--- Given data ---
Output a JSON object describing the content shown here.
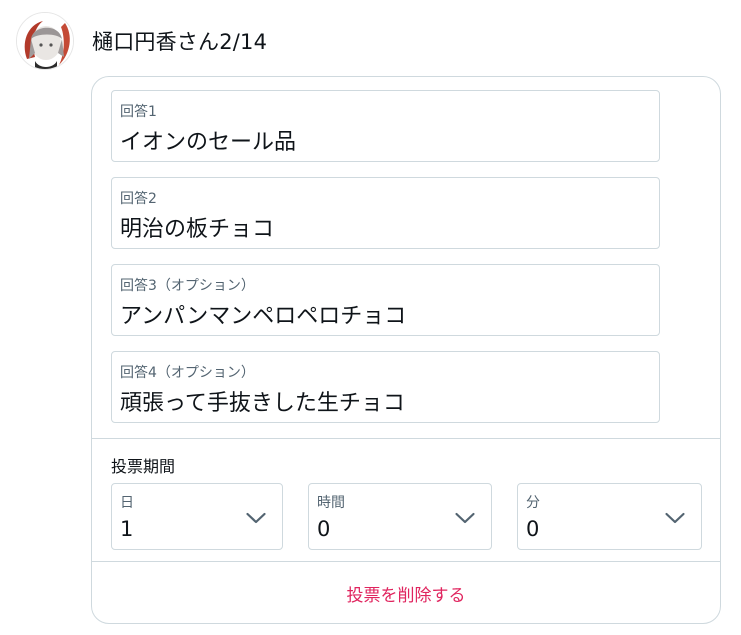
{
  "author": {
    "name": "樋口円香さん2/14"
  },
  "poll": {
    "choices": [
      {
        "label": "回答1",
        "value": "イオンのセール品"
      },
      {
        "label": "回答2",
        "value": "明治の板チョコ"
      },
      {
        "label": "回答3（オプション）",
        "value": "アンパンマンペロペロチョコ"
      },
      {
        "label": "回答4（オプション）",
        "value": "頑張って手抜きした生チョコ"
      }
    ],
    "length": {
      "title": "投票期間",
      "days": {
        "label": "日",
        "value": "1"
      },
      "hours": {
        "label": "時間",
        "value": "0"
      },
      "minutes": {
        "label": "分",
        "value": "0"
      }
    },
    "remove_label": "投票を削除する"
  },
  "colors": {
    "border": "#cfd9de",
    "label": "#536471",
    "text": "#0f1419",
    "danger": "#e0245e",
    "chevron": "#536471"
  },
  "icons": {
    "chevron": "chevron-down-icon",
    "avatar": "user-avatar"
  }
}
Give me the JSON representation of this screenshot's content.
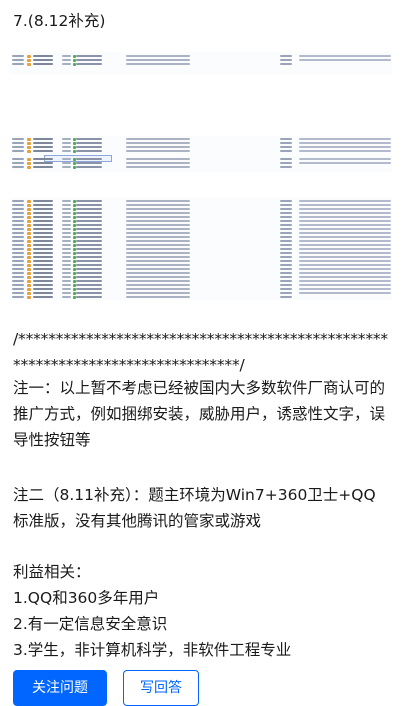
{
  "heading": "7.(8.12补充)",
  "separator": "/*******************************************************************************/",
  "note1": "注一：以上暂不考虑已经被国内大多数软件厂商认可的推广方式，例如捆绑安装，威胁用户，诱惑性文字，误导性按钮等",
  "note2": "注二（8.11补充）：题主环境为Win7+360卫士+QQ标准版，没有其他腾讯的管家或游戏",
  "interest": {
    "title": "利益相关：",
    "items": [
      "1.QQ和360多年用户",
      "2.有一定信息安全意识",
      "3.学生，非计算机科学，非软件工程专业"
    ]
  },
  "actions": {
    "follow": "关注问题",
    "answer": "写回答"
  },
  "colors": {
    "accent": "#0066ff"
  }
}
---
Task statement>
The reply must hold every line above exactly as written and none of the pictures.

Reply>
Output a JSON object describing the content shown here.
{
  "author": {
    "name": "樋口円香さん2/14"
  },
  "poll": {
    "choices": [
      {
        "label": "回答1",
        "value": "イオンのセール品"
      },
      {
        "label": "回答2",
        "value": "明治の板チョコ"
      },
      {
        "label": "回答3（オプション）",
        "value": "アンパンマンペロペロチョコ"
      },
      {
        "label": "回答4（オプション）",
        "value": "頑張って手抜きした生チョコ"
      }
    ],
    "length": {
      "title": "投票期間",
      "days": {
        "label": "日",
        "value": "1"
      },
      "hours": {
        "label": "時間",
        "value": "0"
      },
      "minutes": {
        "label": "分",
        "value": "0"
      }
    },
    "remove_label": "投票を削除する"
  },
  "colors": {
    "border": "#cfd9de",
    "label": "#536471",
    "text": "#0f1419",
    "danger": "#e0245e",
    "chevron": "#536471"
  },
  "icons": {
    "chevron": "chevron-down-icon",
    "avatar": "user-avatar"
  }
}
Give me the JSON representation of this screenshot's content.
{
  "heading": "7.(8.12补充)",
  "separator": "/*******************************************************************************/",
  "note1": "注一：以上暂不考虑已经被国内大多数软件厂商认可的推广方式，例如捆绑安装，威胁用户，诱惑性文字，误导性按钮等",
  "note2": "注二（8.11补充）：题主环境为Win7+360卫士+QQ标准版，没有其他腾讯的管家或游戏",
  "interest": {
    "title": "利益相关：",
    "items": [
      "1.QQ和360多年用户",
      "2.有一定信息安全意识",
      "3.学生，非计算机科学，非软件工程专业"
    ]
  },
  "actions": {
    "follow": "关注问题",
    "answer": "写回答"
  },
  "colors": {
    "accent": "#0066ff"
  }
}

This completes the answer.